July 9, 2010

How IAM Projects Fail: Three Traps, Part I

IAM (Identity and Access Management) projects have a history of unfortunate disasters to the tune of millions and tens of millions of dollars. How can you ensure your IAM projects become milestones of success for your organization instead of expensive lessons in how not to fail?

In this series of blog posts, we will discuss three traps to avoid based on our IAM experiences and industry recommendations.

Trap #1: Boiling the Ocean

The “boiling the ocean” trap could apply to any enterprise initiative, but is especially true for IAM projects. Because IAM, eventually, touches a huge number of organizational processes (provisioning, access control, certification, etc.), there is a tendency to attempt to do everything at once, a task comparable to trying to boil the ocean. The IAM vendors will prod this approach along by encouraging your company to buy a full suite solution up-front instead of just the pieces you need at the moment.

The problem with this approach, or boiling the ocean for that matter, is that while it is theoretically possible, any attempt of this scale is likely to fail. Within each area of IAM, there are simply too many moving pieces. Within any given organization, there are usually also too many departments and too many applications. To IAM-enable every department and application for all aspects of IAM in one effort involves thousands of individual tasks and could involve years of man-hours.

Additionally, these “boil the ocean” attempts are often accompanied by a grand strategic plan, promises of Nirvana to management, and massive multi-year budgets. As software development organizations have learned, when dealing with complex technology and shifting requirements, attempting to plan, specify, and quote (let alone execute) massive projects up front is a recipe for disaster. There is simply not enough accurate information available to make on-target assumptions.

The result of the “boil the ocean” approach can be seen in the wreckage left from the IAM attempts in the early 2000’s: massive budget overages, management disillusionment, lack of internal support, and half-working IAM systems.

Don’t make this typical but easy-to-avoid mistake: instead, start small and focus on quick wins. That’s not to say that you shouldn’t start with the end in mind and look at the bigger picture, but it is to say you shouldn’t make detailed plans at that scale. In a subsequent posting, we’ll talk about IAM success factors and how to ensure rapid, prioritized IAM deployments.

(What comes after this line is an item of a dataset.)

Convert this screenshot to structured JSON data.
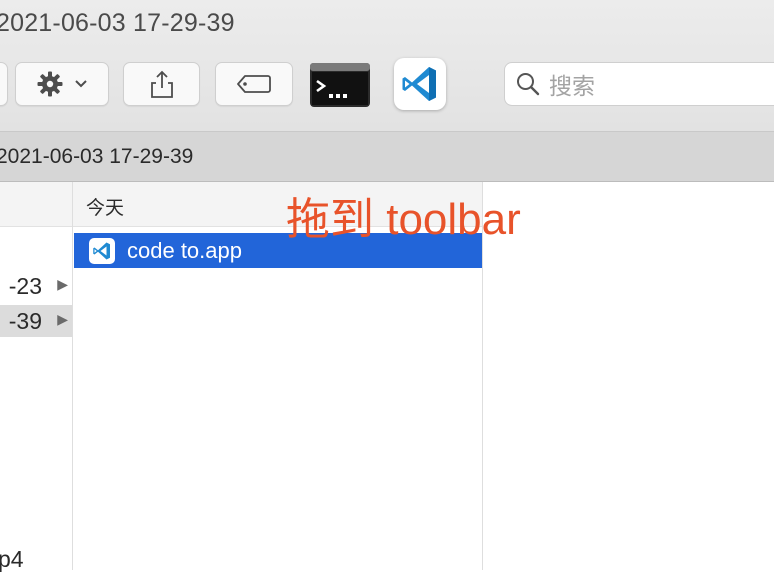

In our next post in this series, we’ll focus on the second major trap, one that results in organizational friction, annoyed users, and processes that don’t seem to make sense.